The signature Cypress Hill sound, courtesy of DJ Muggs, is organic, psychedelic, and carnival-like. Distorted electric guitars are the predominant melodic instrument on the LP, which is quite unusual for a 1991 hip-hop album. The other obvious distinctive element of Cypress Hill’s sound is the lead rapper, B-Real. His unnaturally nasal delivery, coupled with his superior sense of rhythm, make for a unique listening experience. The overall sound is so captivating that the lyrics become secondary, although some lines are just too ridiculous to be ignored (“me and you, bruca, we should be humping,” for example. Positive K would never be so forward.).
Despite the album’s many unique characteristics, Cypress Hill often feels very much like an eighties album due to the tried-and-true breakbeats, the percussive use of melodic samples, and the thin bass. Brief instrumental numbers serve as an equivalent to “DJ cuts” from the previous era. Like other 1991 classics, it’s clearly a transitional record, unprecented in both its strong sense of Hispanic identity and its fascination with marijuana, yet familiar in its stylistic connection to the roots of hip-hop.
Like some of the best vocal duos in hip-hop (Chuck and Flav, Tip and Phife, Monch and Prince Po), there is a clear disparity in talent. B-Real is easily the more capable emcee. Sen Dog’s role is limited to backing vocals and brief, rhythmically imprecise and weird verses, such as his four-bar masterpiece on the incredible “How I Could Just Kill A Man.” The verse is especially notable for the lines “I’m not gonna waste no time fucking around like I’m straight humming/ Humming, coming at ya—and you know I had to gat ya.” The passage further accentuates Cypress Hill’s eccentric irreverence and it would be nearly impossible to guess what he meant by “humming” if B-Real did not clarify the lyric later on in the song (the hum in question is that of a bullet). The strange character of the song is only intensified by a stuttering saxophone breakdown that suddenly comes out of nowhere, yet seems to fit in with the off-kilter vibe.

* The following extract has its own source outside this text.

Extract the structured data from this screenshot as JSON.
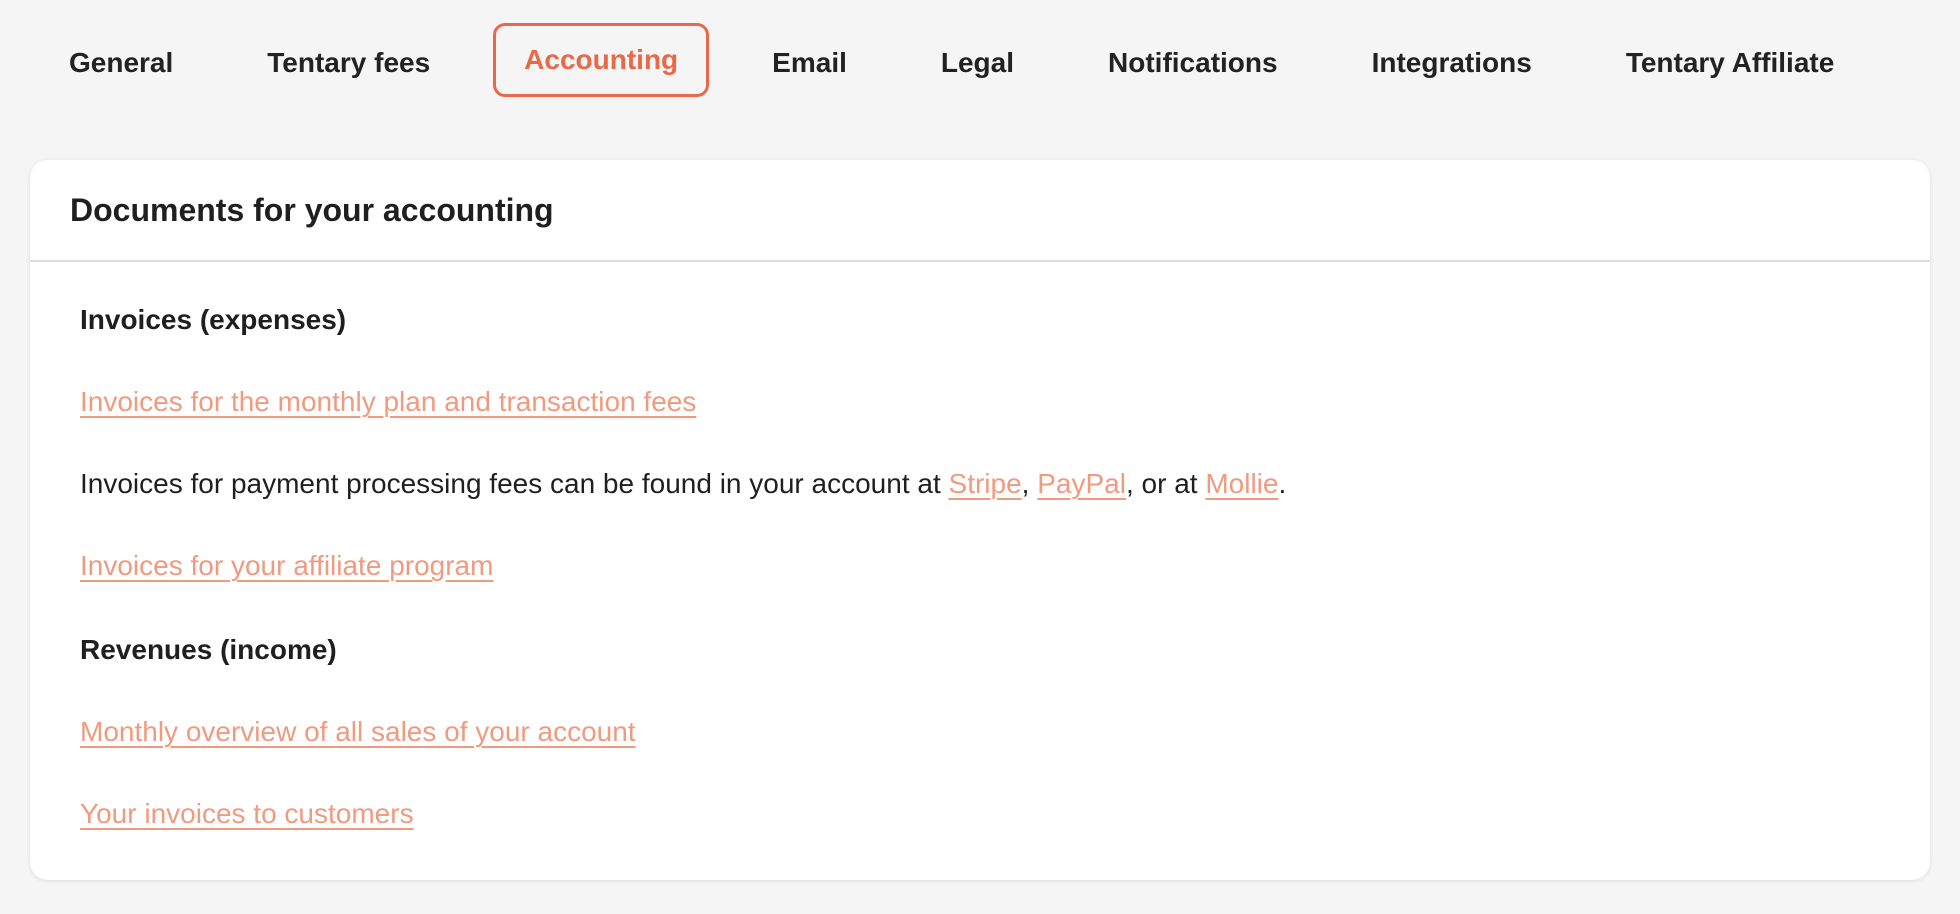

Toward the end of the album, the songs lack the weight of the opening tracks, but Cypress Hill never quite drags. The social significance of “Latin Lingo,” which is rapped largely in Spanish, is undermined by the relatively bland production, but its placement between the funky “Something For The Blunted” and the slightly less funky but still tight “The Funky Cypress Hill Shit” prevents the album from losing too much momentum. The more downtempo numbers such as “Latin Lingo” and “Stoned Is The Way Of The Walk,” lack the high-energy zaniness that is the strong point of most of the other songs. As a result, these tracks do not fare so well, but they are not too damaging to the album. Cypress Hill is a fun effort that manages to feel light while being blatantly sociopathic.